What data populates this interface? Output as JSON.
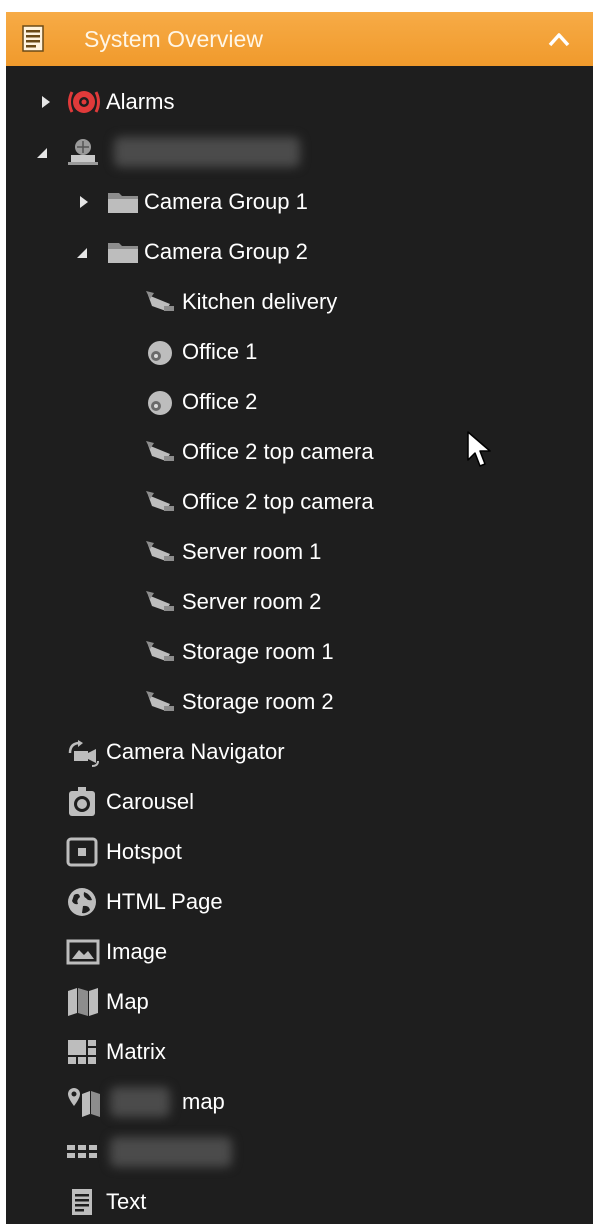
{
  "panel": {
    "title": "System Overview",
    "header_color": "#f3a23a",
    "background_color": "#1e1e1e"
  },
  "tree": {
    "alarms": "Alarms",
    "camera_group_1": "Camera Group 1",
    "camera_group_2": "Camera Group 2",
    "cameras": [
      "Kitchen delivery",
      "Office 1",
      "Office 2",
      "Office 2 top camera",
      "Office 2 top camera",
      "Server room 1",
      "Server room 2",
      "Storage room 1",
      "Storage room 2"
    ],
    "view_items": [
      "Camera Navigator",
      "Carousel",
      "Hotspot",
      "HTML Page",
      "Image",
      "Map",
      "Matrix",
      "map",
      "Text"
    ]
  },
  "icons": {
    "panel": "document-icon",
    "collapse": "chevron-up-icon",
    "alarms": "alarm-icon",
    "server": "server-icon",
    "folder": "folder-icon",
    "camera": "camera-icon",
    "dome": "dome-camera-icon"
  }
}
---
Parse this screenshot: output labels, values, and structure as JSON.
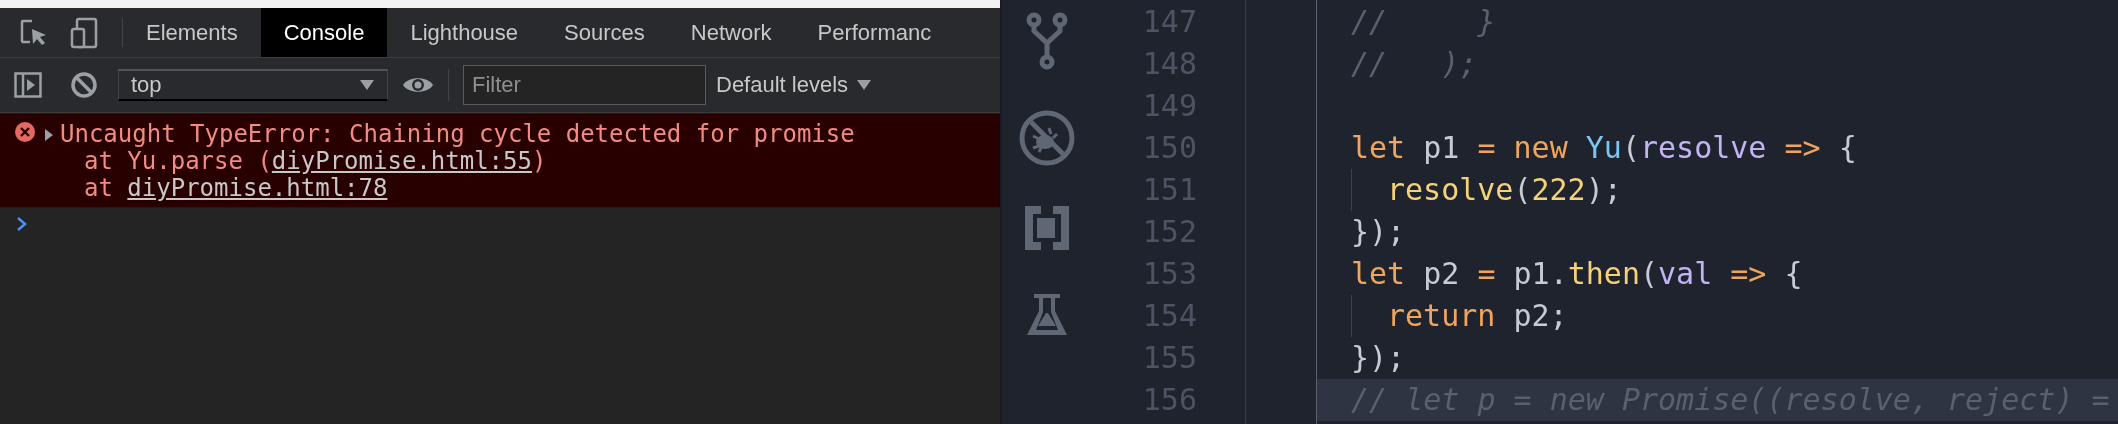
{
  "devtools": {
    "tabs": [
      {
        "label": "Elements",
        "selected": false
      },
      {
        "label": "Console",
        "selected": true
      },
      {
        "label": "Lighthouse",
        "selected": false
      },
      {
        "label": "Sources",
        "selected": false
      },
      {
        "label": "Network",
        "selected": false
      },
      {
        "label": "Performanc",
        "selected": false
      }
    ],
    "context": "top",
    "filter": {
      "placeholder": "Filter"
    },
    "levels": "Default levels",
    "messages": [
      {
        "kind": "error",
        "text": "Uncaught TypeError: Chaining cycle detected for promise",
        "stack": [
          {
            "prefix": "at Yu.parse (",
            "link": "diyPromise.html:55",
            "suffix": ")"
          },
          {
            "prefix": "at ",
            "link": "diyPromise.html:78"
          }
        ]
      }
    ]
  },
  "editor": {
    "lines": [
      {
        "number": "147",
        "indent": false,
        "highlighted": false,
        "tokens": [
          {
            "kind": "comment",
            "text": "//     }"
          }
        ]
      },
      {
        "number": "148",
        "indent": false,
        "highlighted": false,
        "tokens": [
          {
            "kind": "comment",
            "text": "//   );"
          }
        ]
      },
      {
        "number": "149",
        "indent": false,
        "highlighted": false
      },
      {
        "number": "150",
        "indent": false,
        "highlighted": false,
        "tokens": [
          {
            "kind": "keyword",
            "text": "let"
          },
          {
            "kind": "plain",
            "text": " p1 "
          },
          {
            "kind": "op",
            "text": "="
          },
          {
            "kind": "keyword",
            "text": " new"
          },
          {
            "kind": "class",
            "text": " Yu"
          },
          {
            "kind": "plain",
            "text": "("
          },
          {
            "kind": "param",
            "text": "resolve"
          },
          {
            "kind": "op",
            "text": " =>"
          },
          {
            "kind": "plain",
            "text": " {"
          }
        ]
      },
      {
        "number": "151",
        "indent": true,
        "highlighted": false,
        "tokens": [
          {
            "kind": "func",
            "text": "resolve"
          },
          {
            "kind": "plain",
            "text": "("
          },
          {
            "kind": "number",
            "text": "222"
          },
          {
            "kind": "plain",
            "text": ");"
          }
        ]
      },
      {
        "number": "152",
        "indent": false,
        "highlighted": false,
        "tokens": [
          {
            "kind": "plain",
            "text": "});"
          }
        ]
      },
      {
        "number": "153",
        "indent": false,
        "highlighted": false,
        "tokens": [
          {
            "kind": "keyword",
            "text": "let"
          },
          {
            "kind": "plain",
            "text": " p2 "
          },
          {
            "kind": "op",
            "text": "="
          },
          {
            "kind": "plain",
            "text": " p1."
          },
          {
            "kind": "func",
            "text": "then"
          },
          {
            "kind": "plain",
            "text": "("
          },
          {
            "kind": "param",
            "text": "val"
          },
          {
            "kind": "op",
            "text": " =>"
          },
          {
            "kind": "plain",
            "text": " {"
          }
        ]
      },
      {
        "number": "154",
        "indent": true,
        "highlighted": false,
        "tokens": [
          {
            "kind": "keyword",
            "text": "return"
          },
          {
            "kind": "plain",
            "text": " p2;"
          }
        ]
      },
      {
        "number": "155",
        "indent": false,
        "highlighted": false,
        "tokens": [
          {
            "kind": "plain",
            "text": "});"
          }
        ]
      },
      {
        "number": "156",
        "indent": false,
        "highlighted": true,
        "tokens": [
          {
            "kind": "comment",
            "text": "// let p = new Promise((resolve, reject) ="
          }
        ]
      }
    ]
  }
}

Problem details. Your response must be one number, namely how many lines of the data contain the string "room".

Exercise solution. 4